Husky Oil Operations Limited v Canada-Newfoundland and Labrador Offshore Petroleum Board, 2014 FC 1170
Another recent decision from a Canadian court highlights the ongoing tension between industry confidentiality and the right for the public to access documents disclosed to regulatory bodies (see our previous post from September 26, 2014 dealing with a similar issue [found here]. In its Reasons for Judgment released December 19, 2014 [a copy of which can be found here], the Federal Court of Appeal overturned a decision (the “Decision”) by the Canada-Newfoundland and Labrador Offshore Petroleum Board (the “Board”) to disclose incident notifications and investigation reports (the “Information”) which had been provided to the Board by Husky Oil Operations Limited (“Husky”), in connection with Husky’s operation of its Henry Goodrich drilling rig, located in the Newfoundland and Labrador offshore area. The Information, which was for the period from April 1, 2012 to December 31, 2012, had been requested by an unidentified party pursuant to the provisions of the Access to Information Act, RSC 1985 c A-1 (the “Access Act”). The Information Commissioner of Canada (the Information Commissioner”), who had been added as Respondent to the proceeding by Order made May 3, 2013, unsuccessfully submitted that the Board had correctly determined that the Information ought to be disclosed.
By way of background, Husky was required to submit the Information to the Board pursuant to the requirements of the regulations enacted under Part III of the Canada-Newfoundland Atlantic Accord Implementation Act, SC 1987, c 3 (the “Accord Act”). In accordance with section 119(2) of the Accord Act, the Information was privileged and could not knowingly be disclosed without the written consent of Husky, “except for the purposes of the administration or enforcement of either Part [II or II of the Accord Act]…” (the “Exception”). The central issue before the Federal Court was whether the Board had erred in having determined that section 119(2) contains an element of discretion that authorized the disclosure of the Information pursuant to the Exception, notwithstanding the statutory privilege created by that provision.
Describing itself as a safety regulator working in the public interest, the Board argued that the release of the Information would inform the public about the management of safety issues in the offshore industry. It submitted that it had exercised its discretion to release the Information in good faith and without regard to irrelevant considerations, and that its exercise of discretion was reasonable.

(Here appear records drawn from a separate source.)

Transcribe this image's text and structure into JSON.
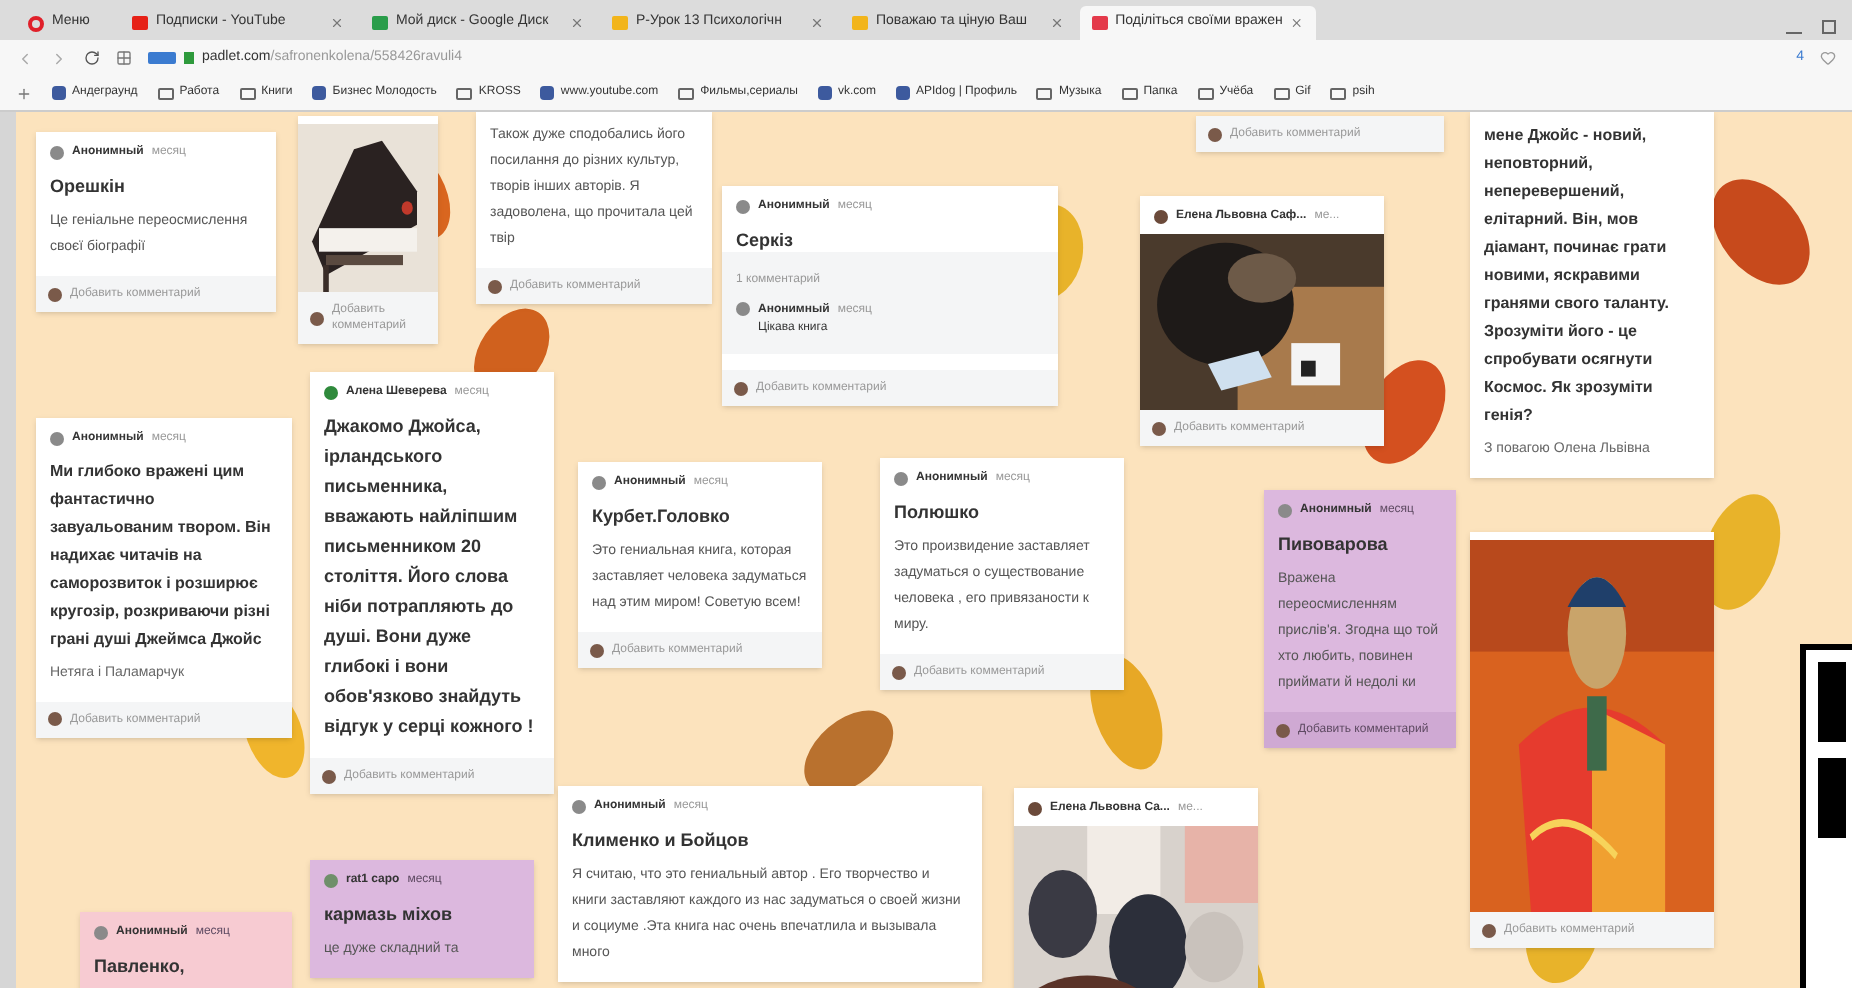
{
  "browser": {
    "tabs": [
      {
        "label": "Меню",
        "kind": "menu",
        "selected": false
      },
      {
        "label": "Подписки - YouTube",
        "kind": "page",
        "selected": false
      },
      {
        "label": "Мой диск - Google Диск",
        "kind": "page",
        "selected": false
      },
      {
        "label": "Р-Урок 13 Психологічн",
        "kind": "page",
        "selected": false
      },
      {
        "label": "Поважаю та ціную Ваш",
        "kind": "page",
        "selected": false
      },
      {
        "label": "Поділіться своїми вражен",
        "kind": "page",
        "selected": true
      }
    ],
    "url_host": "padlet.com",
    "url_path": "/safronenkolena/558426ravuli4",
    "badge": "4",
    "bookmarks": [
      {
        "label": "Андеграунд",
        "kind": "site"
      },
      {
        "label": "Работа",
        "kind": "folder"
      },
      {
        "label": "Книги",
        "kind": "folder"
      },
      {
        "label": "Бизнес Молодость",
        "kind": "site"
      },
      {
        "label": "KROSS",
        "kind": "folder"
      },
      {
        "label": "www.youtube.com",
        "kind": "site"
      },
      {
        "label": "Фильмы,сериалы",
        "kind": "folder"
      },
      {
        "label": "vk.com",
        "kind": "site"
      },
      {
        "label": "APIdog | Профиль",
        "kind": "site"
      },
      {
        "label": "Музыка",
        "kind": "folder"
      },
      {
        "label": "Папка",
        "kind": "folder"
      },
      {
        "label": "Учёба",
        "kind": "folder"
      },
      {
        "label": "Gif",
        "kind": "folder"
      },
      {
        "label": "psih",
        "kind": "folder"
      }
    ]
  },
  "board": {
    "cards": [
      {
        "color": "#ffffff",
        "bold": false,
        "author": "Анонимный",
        "avatar": {
          "color": "#8a8a8a"
        },
        "time": "месяц",
        "title": "Орешкін",
        "body": "Це геніальне переосмислення своєї біографії",
        "footer": "Добавить комментарий"
      },
      {
        "color": "#ffffff",
        "footer": "Добавить комментарий"
      },
      {
        "color": "#ffffff",
        "bold": false,
        "body": "Також дуже сподобались його посилання до різних культур, творів інших авторів. Я задоволена, що прочитала цей твір",
        "footer": "Добавить комментарий"
      },
      {
        "color": "#ffffff",
        "author": "Анонимный",
        "avatar": {
          "color": "#8a8a8a"
        },
        "time": "месяц",
        "title": "Серкіз",
        "comments_count": "1 комментарий",
        "comments": [
          {
            "author": "Анонимный",
            "time": "месяц",
            "text": "Цікава книга"
          }
        ],
        "footer": "Добавить комментарий"
      },
      {
        "color": "#ffffff",
        "footer": "Добавить комментарий"
      },
      {
        "color": "#ffffff",
        "author": "Елена Львовна Саф...",
        "avatar": {
          "color": "#6b4a3a"
        },
        "time": "ме...",
        "footer": "Добавить комментарий"
      },
      {
        "color": "#ffffff",
        "bold": true,
        "body": "мене Джойс  - новий, неповторний, неперевершений, елітарний.  Він, мов діамант, починає грати новими, яскравими гранями свого таланту. Зрозуміти його  - це спробувати осягнути Космос. Як зрозуміти генія?",
        "signature": "З повагою Олена Львівна"
      },
      {
        "color": "#ffffff",
        "footer": "Добавить комментарий"
      },
      {
        "color": "#ffffff",
        "bold": true,
        "author": "Анонимный",
        "avatar": {
          "color": "#8a8a8a"
        },
        "time": "месяц",
        "body": "Ми глибоко вражені цим фантастично завуальованим твором. Він надихає читачів на саморозвиток і розширює кругозір, розкриваючи різні грані душі Джеймса Джойс",
        "signature": "Нетяга і Паламарчук",
        "footer": "Добавить комментарий"
      },
      {
        "color": "#ffffff",
        "bold": true,
        "author": "Алена Шеверева",
        "avatar": {
          "color": "#2f8a3c"
        },
        "time": "месяц",
        "body": "Джакомо Джойса, ірландського письменника, вважають найліпшим письменником 20 століття. Його слова ніби потрапляють до душі. Вони дуже глибокі і вони обов'язково знайдуть відгук у серці кожного !",
        "footer": "Добавить комментарий"
      },
      {
        "color": "#ffffff",
        "bold": false,
        "author": "Анонимный",
        "avatar": {
          "color": "#8a8a8a"
        },
        "time": "месяц",
        "title": "Курбет.Головко",
        "body": "Это гениальная книга, которая заставляет человека задуматься над этим миром! Советую всем!",
        "footer": "Добавить комментарий"
      },
      {
        "color": "#ffffff",
        "bold": false,
        "author": "Анонимный",
        "avatar": {
          "color": "#8a8a8a"
        },
        "time": "месяц",
        "title": "Полюшко",
        "body": "Это произвидение заставляет задуматься о существование человека , его привязаности к миру.",
        "footer": "Добавить комментарий"
      },
      {
        "color": "#dcb8de",
        "bold": false,
        "author": "Анонимный",
        "avatar": {
          "color": "#8a8a8a"
        },
        "time": "месяц",
        "title": "Пивоварова",
        "body": "Вражена переосмисленням прислів'я. Згодна що той хто любить, повинен приймати й недолі ки",
        "footer": "Добавить комментарий"
      },
      {
        "color": "#f7cbd2",
        "author": "Анонимный",
        "avatar": {
          "color": "#8a8a8a"
        },
        "time": "месяц",
        "title": "Павленко,"
      },
      {
        "color": "#dcb8de",
        "bold": false,
        "author": "rat1 capo",
        "avatar": {
          "color": "#6f8f6a"
        },
        "time": "месяц",
        "title": "кармазь міхов",
        "body": "це дуже складний та"
      },
      {
        "color": "#ffffff",
        "bold": false,
        "author": "Анонимный",
        "avatar": {
          "color": "#8a8a8a"
        },
        "time": "месяц",
        "title": "Клименко и Бойцов",
        "body": "Я считаю, что это гениальный автор . Его творчество и книги заставляют каждого из нас задуматься о своей жизни и социуме .Эта книга нас очень впечатлила и вызывала много"
      },
      {
        "color": "#ffffff",
        "author": "Елена Львовна Са...",
        "avatar": {
          "color": "#6b4a3a"
        },
        "time": "ме..."
      }
    ]
  }
}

The Information Commissioner largely agreed with the submissions of the Board, arguing that the Board had correctly determined that the requested Information fell within the Exception, set out under section 119(2) of the Accord Act.

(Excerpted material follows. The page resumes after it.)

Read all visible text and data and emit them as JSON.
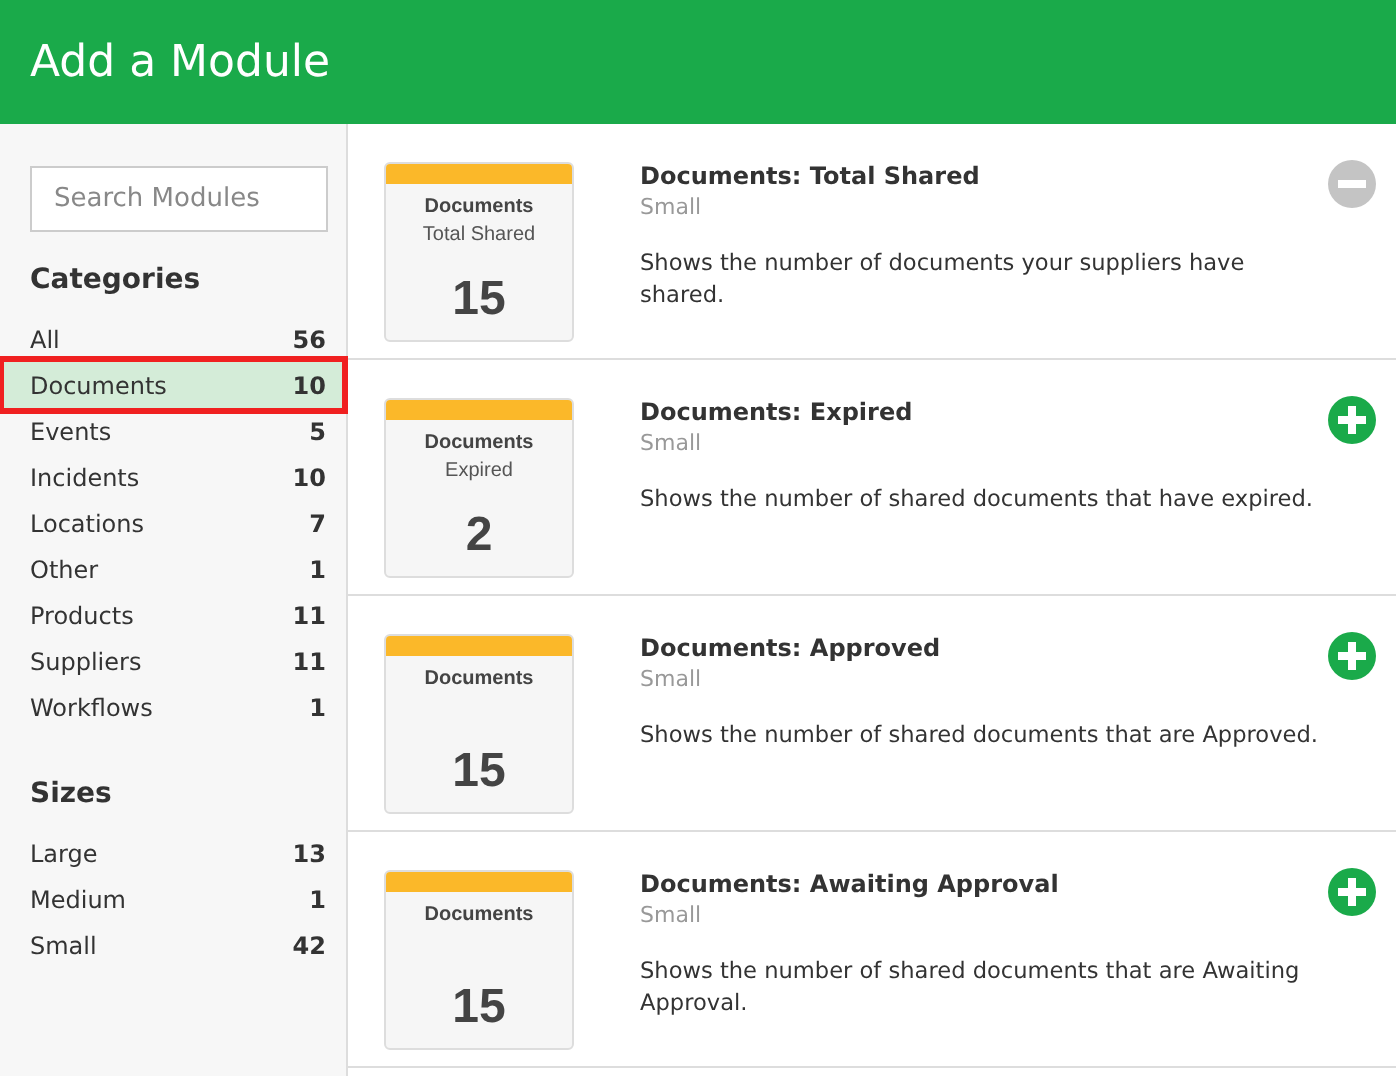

Husky argued that the privilege provided for under section 119(2) of the Accord Act applied to the Information, and that the Exception was inapplicable since disclosure of it was not required for the purposes of administration or enforcement of Part II or III of the Accord Act. It submitted that section 119(2) is meant to encourage witnesses and parties to participate openly in safety investigations and that if Parliament intended to create a public interest discretion to authorize the disclosure of privileged information, it would have clearly set out such an exemption.
The Federal Court agreed with Husky, and rejected the Board’s interpretation of section 119(2) as containing an element of discretion that permitted the Board to act in the public interest. While the Court acknowledged that “[t]he jurisprudence has established that the public has a real and important interest in having access to information relative to safety in the offshore industry and the Board’s fulfillment of its mandate” (para 59), it further found that:

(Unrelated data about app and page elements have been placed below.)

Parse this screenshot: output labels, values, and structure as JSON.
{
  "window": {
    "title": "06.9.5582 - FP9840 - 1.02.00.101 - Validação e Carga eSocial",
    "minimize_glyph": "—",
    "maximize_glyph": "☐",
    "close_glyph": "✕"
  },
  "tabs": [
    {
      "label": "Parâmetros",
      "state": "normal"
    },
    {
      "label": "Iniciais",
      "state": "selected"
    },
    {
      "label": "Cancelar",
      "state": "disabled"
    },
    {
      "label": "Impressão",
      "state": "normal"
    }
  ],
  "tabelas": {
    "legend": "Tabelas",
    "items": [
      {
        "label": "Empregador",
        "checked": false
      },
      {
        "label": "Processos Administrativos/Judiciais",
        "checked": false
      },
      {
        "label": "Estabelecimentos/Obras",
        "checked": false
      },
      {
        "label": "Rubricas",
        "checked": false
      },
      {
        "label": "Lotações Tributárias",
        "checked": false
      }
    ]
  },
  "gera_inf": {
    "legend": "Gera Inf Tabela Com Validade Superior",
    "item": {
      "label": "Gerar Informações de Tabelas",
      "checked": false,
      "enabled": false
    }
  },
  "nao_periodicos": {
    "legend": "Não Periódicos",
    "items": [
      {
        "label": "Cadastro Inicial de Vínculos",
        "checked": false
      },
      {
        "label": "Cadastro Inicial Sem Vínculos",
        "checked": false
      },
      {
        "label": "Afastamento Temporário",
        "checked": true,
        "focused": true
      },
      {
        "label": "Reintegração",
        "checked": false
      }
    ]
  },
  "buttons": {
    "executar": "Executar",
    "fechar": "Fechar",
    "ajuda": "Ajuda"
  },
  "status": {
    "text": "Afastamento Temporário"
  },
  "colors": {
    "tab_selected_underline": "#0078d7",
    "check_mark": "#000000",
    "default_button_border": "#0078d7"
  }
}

The Board had not shown that exemption of the information from the benefit of the privilege would be necessary for the purposes of administration or enforcement of the Accord Act. The interpretation of that provision, as submitted by both the Board and the Commissioner, would effectively create a public interest discretion which is not found in the Accord Act (para 60).
The Court held that if Parliament had intended to include a public interest override for the statutory privilege in section 119(2) of the Accord Act, it would have done so in clear terms, as it has in the Canada Transportation and Accident Investigation and Safety Board Act (para 66).
The Court went on to find that while safety is a concern of the Board, and while there is a public interest in the safe operation of offshore petroleum operations, the public interest alone does not justify disclosure of reports and information generated by offshore petroleum operators. It was held that the Board’s interpretation of section 119(2) of the Accord Act arose from an overly broad reading which the language of that provision cannot bear. Interestingly, the Court held that Husky “is not generally accountable to the public and is entitled to the protection of both the Access Act and the Accord Act” (para 83).
- This case is an example of an administrative body taking the controversial position of appearing on an application for judicial review (or an appeal) of its decision, not merely to provide the adjudicator with the necessary background underlying the decision, but to actively advocate a position in support of it. This ongoing tension has been recently discussed in our blog post on January 21, 2015 regarding the decision of Imperial Oil Limited v Jacques [found here].
- Importantly, industry may be able to rely on this decision to resist any attempt by the Alberta Energy Regulator to disclose potentially sensitive information provided to it following a request for that information pursuant to s.4(1) of the Alberta Freedom of Information and Protection of Privacy Act.